True Detectives is another HBO show where I felt like everyone who was watching it was talking about it online; though, whereas Girls has its bloggers (both fans and enemies), True Detective seemed to have lots of Twitterers. So even before I watched the show, I had heard bits and pieces. (Although, I will say this: even without assiduously avoiding spoilers, I didn't see a lot online. Are people/fans growing an aversion to spoiling works for people when those works are susceptible to time-shifting?)
And when I went to LA, it seemed like everyone was talking about it--either noting it was genius (most common) or noting that it was overhyped. I also heard that it was filmic; that it was potentially a work of weird/Lovecraftian fiction; that McConaughey and Harrelson were great; and so on. So I didn't watch as a complete blank slate; but I also wasn't completely prepared for what I saw.
If you haven't seen it, here's the short(ish) version: Texan and nihilist Rustin Cohle moves to Louisiana, where he partners with happily married and philandering detective Marty Hart. (Cohle is dark as coal, Hart is caught up in affairs of the heart, if you need a mnemonic to remember them by.) Their first case is a bizarre murder in 1995, where the victim seems to be murdered in ritualistic ways, without leaving lots of evidence.

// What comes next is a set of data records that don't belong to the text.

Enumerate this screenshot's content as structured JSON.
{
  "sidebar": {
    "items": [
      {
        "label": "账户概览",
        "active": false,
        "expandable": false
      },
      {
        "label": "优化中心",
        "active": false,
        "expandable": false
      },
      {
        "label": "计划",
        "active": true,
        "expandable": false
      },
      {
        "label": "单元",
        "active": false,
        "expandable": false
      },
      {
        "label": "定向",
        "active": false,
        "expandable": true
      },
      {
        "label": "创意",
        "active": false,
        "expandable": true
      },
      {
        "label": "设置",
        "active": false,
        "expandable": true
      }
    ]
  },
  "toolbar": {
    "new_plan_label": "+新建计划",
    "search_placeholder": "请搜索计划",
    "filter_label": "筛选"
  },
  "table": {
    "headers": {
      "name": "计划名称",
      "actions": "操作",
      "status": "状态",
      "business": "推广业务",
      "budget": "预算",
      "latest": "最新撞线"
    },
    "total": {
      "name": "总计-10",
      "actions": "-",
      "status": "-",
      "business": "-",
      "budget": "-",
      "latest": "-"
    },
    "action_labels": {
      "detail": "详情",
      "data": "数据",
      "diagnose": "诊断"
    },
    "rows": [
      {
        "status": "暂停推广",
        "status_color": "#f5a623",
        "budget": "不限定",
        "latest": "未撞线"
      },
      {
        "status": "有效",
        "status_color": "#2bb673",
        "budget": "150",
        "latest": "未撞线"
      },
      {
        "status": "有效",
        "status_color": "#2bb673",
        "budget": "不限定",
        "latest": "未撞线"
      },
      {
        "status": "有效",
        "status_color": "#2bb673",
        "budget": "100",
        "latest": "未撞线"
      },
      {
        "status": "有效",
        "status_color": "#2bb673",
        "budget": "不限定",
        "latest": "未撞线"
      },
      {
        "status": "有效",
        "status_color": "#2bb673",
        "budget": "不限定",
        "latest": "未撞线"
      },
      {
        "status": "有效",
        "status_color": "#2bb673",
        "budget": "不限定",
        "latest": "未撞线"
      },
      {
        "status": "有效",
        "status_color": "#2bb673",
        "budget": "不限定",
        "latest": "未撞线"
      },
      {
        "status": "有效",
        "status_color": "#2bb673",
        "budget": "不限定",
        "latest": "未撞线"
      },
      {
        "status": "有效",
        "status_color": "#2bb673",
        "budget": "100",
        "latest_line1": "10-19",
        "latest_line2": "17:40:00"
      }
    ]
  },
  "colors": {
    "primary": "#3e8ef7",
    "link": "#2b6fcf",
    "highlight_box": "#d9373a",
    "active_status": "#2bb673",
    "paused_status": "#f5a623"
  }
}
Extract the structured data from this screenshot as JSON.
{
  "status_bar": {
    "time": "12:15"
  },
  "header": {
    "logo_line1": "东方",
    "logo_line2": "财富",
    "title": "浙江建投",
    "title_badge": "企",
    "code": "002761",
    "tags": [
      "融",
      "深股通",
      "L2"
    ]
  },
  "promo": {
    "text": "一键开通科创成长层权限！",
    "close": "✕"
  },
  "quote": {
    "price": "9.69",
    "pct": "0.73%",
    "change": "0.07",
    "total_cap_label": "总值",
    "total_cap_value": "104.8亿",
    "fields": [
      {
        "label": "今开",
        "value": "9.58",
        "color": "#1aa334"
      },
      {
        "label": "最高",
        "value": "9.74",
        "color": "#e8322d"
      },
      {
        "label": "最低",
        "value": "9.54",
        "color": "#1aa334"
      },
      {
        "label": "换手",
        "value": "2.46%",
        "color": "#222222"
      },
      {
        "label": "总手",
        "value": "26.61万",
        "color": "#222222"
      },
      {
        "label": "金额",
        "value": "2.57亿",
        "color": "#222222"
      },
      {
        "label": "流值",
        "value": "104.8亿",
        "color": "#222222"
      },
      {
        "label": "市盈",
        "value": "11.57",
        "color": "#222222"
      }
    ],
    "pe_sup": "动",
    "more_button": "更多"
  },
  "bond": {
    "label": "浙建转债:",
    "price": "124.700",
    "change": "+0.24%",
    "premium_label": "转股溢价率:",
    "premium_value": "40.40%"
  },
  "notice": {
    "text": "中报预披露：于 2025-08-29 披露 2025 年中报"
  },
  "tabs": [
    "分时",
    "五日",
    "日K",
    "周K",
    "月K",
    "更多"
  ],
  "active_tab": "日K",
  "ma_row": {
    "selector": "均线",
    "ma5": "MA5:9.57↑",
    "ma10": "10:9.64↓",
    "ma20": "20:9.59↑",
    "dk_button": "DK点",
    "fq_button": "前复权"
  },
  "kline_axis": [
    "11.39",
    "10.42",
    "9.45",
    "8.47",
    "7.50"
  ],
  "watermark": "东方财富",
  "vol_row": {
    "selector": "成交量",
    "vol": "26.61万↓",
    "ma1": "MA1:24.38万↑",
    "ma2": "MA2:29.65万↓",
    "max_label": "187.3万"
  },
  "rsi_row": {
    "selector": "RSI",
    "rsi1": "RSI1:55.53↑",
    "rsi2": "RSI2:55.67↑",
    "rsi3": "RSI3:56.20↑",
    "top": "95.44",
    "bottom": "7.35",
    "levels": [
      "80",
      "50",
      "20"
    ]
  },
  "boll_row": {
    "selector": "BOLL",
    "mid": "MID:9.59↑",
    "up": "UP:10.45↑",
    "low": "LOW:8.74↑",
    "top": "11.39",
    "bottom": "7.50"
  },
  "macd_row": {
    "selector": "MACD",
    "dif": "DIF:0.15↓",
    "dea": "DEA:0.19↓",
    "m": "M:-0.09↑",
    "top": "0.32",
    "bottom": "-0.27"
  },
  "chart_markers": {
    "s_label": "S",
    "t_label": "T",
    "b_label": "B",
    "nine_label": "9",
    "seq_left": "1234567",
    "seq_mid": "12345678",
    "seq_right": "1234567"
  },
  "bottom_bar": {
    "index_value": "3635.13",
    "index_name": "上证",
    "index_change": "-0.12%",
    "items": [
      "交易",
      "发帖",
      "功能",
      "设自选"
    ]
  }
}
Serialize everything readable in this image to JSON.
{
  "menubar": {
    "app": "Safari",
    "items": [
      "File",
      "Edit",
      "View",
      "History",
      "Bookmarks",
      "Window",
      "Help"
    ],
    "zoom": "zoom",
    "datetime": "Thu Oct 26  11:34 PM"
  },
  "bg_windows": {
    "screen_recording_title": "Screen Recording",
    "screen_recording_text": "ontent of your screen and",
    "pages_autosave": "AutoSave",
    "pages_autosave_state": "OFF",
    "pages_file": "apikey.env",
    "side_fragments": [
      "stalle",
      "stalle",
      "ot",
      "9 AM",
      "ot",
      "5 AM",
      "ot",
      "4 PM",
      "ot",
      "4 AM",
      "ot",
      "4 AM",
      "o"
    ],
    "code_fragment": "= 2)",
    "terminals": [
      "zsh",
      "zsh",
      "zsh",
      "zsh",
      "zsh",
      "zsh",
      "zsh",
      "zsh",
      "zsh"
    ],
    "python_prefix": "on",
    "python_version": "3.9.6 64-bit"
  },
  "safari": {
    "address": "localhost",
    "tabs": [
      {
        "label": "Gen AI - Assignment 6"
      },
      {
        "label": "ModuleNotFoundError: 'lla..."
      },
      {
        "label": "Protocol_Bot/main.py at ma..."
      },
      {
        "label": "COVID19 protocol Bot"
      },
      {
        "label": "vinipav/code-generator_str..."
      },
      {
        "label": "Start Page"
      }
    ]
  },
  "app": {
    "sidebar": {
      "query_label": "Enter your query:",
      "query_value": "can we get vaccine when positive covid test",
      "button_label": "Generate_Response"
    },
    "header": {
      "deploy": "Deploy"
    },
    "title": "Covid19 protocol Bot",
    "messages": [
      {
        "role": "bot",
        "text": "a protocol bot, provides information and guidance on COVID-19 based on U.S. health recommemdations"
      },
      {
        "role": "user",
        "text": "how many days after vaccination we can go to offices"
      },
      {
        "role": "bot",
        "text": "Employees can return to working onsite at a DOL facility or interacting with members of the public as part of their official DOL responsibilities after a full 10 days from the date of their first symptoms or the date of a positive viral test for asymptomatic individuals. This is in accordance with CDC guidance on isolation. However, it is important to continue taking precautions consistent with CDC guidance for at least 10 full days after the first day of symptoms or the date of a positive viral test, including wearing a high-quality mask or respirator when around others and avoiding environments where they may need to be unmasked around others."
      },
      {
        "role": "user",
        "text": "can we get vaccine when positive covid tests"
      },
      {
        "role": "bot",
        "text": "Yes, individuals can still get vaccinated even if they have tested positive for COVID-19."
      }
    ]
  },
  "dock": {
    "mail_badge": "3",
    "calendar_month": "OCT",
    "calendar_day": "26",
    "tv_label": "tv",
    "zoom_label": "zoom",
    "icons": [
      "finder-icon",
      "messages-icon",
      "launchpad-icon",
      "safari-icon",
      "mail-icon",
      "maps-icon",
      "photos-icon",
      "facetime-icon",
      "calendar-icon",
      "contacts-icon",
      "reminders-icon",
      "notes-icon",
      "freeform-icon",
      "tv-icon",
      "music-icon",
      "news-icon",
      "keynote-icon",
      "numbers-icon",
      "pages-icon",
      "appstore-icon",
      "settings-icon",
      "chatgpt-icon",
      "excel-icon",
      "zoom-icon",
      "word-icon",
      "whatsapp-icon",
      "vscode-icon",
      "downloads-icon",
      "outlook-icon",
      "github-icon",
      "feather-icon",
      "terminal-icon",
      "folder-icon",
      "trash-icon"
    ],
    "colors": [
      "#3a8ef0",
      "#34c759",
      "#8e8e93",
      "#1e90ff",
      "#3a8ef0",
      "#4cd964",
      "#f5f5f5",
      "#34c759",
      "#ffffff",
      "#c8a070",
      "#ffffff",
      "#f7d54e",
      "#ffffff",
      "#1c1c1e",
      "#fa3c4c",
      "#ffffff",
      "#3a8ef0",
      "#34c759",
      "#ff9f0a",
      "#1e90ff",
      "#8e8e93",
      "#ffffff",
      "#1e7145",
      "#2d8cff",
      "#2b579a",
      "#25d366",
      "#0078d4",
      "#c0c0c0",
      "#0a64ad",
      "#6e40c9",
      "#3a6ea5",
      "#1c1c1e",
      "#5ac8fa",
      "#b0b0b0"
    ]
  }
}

Now, here's the twist to the format: in 2012, ex-cops Rust and Marty are being interviewed separately by two different cops, who seem to have some sort of agenda. Rust and Marty haven't talked for ten years, not since some unspecified falling out in 2002. But the story they tell the new detectives may not be the whole truth, as we see some things happen on screen that don't get talked about. So we get glimpses of 1995, 2012, and some commentary on the time between. Since Rust and Cohle already solved the murder, they can give us a flashforward to the solution.
The murder investigation prompts them on a tour of all sorts of underworld and fringe communities: tent revivals and burned out churches, prostitution-centered trailer parks, bayou fishermen communities, etc. As they follow leads and discover more possible murders, we get to hear both more about these guys--Rust isn't just a nihilist for fun and he spent a lot of time on drugs while he was doing undercover work--and also get some hints about the larger conspiracies of the world. Is there a secret cult to the King in Yellow? Is that cult connected to power and wealth in Louisiana?
And then, in the last two episodes of the eight episode season, the format changes slightly: the new cops have all but accused Rust of being a serial killer, which prompts him and Marty to get together, which leads to Rust sharing his evidence with Marty, which leads the two of them to try to crack this case in 2012, 17 years after they supposedly solved it.
These last two episodes also give us a bunch of scenes from other people's points-of-view, so we see the new cops getting lost in the wilderness and we see the killer in his wilderness mansion. And that change of format I think helps change the tone somewhat. The first part of the show is all about the mystery, with some of the anticipation of what's going to happen that we already have clues about. So someone comments on the shootout Rust and Marty had with the killers, building up suspense for when we actually see it/hear the full story. When we jump to 2012, we can't have the same sort of set-up/anticipation... unless we see the bad guy's POV. It's a very nice and minor switch, that preserves a lot of the dread, while changing the focus of that dread. I mean, in episodes one-through-six, we know Rust and Marty can't die. In seven and eight, that certainty is gone.
This is getting too long; I'll continue on Wednesday's post.